SUPPLIED RECORDS ::
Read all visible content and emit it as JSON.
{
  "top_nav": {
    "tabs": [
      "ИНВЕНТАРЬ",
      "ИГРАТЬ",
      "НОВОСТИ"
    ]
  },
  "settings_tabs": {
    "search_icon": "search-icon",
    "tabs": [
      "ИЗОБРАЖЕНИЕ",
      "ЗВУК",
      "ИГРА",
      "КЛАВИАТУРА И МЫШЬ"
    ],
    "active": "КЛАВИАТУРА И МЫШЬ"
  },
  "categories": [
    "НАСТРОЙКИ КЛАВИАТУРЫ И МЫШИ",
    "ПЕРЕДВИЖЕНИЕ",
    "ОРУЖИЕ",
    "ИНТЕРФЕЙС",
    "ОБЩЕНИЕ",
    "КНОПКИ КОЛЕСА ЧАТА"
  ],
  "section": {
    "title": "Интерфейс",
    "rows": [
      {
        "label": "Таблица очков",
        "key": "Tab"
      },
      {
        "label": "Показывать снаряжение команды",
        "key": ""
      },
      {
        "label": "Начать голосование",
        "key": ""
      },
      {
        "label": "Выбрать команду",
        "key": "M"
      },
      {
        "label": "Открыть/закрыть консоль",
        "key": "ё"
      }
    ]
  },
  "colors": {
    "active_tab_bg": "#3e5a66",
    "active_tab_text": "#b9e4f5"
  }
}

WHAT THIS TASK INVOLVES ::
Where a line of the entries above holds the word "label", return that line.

TASK ANSWER ::
        "label": "Таблица очков",
        "label": "Показывать снаряжение команды",
        "label": "Начать голосование",
        "label": "Выбрать команду",
        "label": "Открыть/закрыть консоль",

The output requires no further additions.